[[ Data provided, beginning ]]

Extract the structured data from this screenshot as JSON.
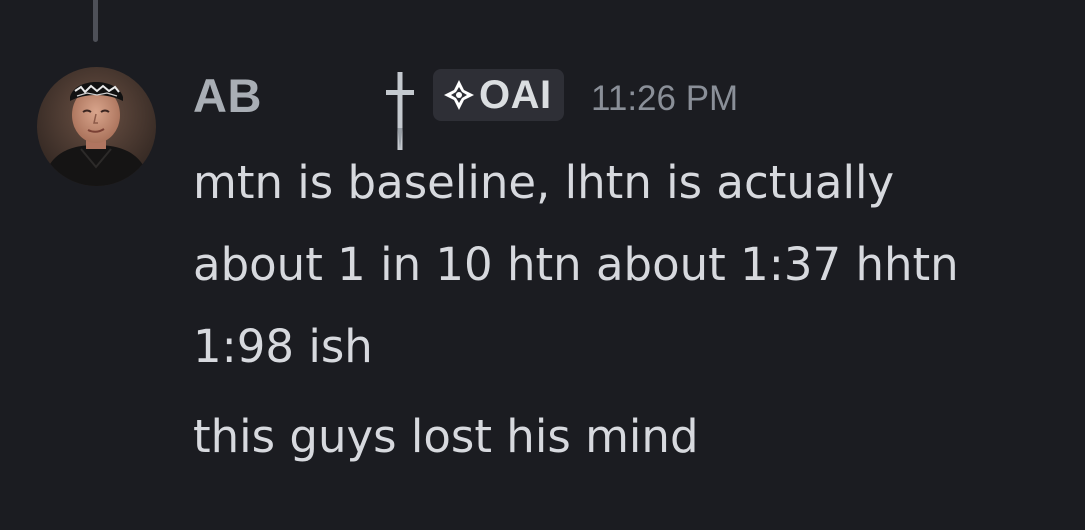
{
  "message": {
    "author": "AB",
    "tag_label": "OAI",
    "timestamp": "11:26 PM",
    "content_lines": [
      "mtn is baseline, lhtn is actually",
      "about 1 in 10 htn about 1:37 hhtn",
      "1:98 ish",
      "this guys lost his mind"
    ]
  },
  "icons": {
    "role_icon": "latin-cross-icon",
    "tag_icon": "diamond-sparkle-icon"
  },
  "colors": {
    "background": "#1b1c21",
    "username": "#a9aeb5",
    "tag_background": "#2e2f36",
    "timestamp": "#8a8f98",
    "message_text": "#d7d9de"
  }
}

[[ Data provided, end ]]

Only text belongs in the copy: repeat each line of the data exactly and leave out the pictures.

Extract the structured data from this screenshot as JSON.
{
  "message": {
    "author": "AB",
    "tag_label": "OAI",
    "timestamp": "11:26 PM",
    "content_lines": [
      "mtn is baseline, lhtn is actually",
      "about 1 in 10 htn about 1:37 hhtn",
      "1:98 ish",
      "this guys lost his mind"
    ]
  },
  "icons": {
    "role_icon": "latin-cross-icon",
    "tag_icon": "diamond-sparkle-icon"
  },
  "colors": {
    "background": "#1b1c21",
    "username": "#a9aeb5",
    "tag_background": "#2e2f36",
    "timestamp": "#8a8f98",
    "message_text": "#d7d9de"
  }
}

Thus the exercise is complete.